----- DATA TO PROCESS

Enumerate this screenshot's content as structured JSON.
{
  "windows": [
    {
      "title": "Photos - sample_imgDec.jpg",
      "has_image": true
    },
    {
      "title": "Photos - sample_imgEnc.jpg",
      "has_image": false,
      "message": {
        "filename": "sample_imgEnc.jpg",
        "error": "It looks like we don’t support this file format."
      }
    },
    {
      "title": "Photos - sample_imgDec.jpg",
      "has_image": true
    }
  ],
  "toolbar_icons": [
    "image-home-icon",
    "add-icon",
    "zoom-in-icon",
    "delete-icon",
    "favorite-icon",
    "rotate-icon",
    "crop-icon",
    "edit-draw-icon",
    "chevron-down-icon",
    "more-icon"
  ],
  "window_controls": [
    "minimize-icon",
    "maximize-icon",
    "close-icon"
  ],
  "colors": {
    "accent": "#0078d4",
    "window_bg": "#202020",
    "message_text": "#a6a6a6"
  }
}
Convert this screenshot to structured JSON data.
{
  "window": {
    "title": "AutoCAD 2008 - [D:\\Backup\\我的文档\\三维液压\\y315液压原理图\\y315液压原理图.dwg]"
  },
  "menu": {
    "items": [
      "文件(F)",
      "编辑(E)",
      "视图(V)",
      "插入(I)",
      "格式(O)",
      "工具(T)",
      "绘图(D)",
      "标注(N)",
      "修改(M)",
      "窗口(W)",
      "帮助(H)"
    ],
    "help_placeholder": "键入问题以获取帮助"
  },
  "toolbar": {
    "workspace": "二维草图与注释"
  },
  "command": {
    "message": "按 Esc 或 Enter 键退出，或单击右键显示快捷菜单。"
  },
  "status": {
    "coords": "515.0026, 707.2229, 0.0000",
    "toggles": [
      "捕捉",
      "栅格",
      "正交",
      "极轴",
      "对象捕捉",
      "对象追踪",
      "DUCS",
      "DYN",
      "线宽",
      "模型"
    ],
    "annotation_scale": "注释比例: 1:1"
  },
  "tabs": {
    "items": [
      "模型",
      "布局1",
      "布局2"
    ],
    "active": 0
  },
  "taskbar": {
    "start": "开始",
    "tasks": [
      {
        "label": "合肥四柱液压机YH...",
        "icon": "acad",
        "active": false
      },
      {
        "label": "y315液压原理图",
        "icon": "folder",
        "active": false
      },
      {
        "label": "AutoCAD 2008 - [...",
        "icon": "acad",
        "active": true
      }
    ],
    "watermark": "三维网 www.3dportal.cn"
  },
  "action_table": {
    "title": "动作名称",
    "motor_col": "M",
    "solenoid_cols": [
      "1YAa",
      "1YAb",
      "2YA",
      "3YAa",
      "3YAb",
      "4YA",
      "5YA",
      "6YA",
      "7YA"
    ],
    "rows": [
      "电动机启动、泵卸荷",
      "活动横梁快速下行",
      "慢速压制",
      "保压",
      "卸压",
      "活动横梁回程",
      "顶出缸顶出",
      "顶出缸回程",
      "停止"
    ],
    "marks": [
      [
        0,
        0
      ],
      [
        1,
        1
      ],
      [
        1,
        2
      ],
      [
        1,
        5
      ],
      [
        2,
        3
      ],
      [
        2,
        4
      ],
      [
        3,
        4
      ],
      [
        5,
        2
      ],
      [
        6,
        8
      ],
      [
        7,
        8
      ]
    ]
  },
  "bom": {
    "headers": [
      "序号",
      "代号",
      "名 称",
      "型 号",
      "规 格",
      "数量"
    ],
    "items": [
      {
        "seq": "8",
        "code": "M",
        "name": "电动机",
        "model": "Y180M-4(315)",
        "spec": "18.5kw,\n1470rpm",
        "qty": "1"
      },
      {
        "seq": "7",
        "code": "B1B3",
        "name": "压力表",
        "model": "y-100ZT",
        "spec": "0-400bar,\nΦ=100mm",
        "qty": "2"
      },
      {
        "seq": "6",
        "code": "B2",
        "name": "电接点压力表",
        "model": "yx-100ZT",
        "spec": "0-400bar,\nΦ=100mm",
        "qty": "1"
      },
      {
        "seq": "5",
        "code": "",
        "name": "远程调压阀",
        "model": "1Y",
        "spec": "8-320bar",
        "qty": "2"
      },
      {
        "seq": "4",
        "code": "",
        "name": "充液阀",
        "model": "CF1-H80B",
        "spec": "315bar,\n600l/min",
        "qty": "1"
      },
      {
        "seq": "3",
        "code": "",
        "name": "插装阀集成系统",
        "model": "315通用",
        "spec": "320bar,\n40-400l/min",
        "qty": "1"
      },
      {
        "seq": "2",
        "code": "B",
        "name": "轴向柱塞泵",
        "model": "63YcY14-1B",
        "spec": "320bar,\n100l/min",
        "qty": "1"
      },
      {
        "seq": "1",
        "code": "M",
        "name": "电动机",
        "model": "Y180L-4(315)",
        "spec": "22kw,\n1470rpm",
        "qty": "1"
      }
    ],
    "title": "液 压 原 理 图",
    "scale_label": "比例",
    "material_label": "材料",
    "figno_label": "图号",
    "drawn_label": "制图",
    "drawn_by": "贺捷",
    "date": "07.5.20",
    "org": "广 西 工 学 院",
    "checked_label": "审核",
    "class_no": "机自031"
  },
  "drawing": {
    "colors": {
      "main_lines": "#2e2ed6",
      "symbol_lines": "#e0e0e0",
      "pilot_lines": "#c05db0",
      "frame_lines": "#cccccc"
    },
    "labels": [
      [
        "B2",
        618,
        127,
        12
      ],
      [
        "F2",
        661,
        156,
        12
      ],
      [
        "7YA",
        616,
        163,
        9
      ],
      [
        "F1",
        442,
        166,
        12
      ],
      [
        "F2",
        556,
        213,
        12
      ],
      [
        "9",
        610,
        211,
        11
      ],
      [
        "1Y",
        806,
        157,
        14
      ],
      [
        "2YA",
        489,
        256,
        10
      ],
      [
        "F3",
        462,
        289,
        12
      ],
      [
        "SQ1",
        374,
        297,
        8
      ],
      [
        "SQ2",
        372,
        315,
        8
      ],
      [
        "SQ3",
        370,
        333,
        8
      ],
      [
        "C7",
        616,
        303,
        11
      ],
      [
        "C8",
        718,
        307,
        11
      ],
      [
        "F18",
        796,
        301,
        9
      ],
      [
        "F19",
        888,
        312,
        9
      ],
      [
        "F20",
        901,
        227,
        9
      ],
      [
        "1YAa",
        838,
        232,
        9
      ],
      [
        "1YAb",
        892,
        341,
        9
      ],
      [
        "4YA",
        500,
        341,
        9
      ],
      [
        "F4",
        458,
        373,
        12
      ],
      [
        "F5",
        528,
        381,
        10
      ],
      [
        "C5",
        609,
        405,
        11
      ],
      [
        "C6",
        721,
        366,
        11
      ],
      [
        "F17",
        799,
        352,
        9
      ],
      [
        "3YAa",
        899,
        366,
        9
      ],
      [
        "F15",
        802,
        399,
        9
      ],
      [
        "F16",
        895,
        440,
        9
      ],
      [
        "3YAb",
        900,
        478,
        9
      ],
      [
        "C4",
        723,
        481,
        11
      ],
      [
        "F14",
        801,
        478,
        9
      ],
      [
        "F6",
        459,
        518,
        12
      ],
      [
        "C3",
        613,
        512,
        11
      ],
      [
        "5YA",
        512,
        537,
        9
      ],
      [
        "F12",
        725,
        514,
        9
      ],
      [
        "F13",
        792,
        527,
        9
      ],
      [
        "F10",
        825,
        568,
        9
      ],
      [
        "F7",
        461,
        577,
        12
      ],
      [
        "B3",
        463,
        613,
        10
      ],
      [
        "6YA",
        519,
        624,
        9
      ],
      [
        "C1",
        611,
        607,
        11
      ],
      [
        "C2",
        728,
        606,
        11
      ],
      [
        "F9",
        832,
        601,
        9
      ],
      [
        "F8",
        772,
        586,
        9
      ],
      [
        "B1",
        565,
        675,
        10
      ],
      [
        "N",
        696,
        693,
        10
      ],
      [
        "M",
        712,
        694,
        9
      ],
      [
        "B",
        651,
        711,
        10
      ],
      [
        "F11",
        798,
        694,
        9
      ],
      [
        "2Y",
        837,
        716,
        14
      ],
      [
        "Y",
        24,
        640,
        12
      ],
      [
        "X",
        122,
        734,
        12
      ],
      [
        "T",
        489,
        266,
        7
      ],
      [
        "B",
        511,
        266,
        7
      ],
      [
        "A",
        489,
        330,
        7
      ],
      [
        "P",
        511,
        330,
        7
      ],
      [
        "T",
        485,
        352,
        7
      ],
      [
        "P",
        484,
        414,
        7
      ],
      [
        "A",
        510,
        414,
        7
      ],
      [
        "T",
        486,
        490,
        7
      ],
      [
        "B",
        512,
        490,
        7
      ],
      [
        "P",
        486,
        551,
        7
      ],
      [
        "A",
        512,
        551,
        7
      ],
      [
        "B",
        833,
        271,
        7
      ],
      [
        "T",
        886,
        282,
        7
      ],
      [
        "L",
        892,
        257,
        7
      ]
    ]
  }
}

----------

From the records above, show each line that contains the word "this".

TASK ANSWER:
Enumerate this screenshot's content as structured JSON.
        "error": "It looks like we don’t support this file format."
Convert this screenshot to structured JSON data.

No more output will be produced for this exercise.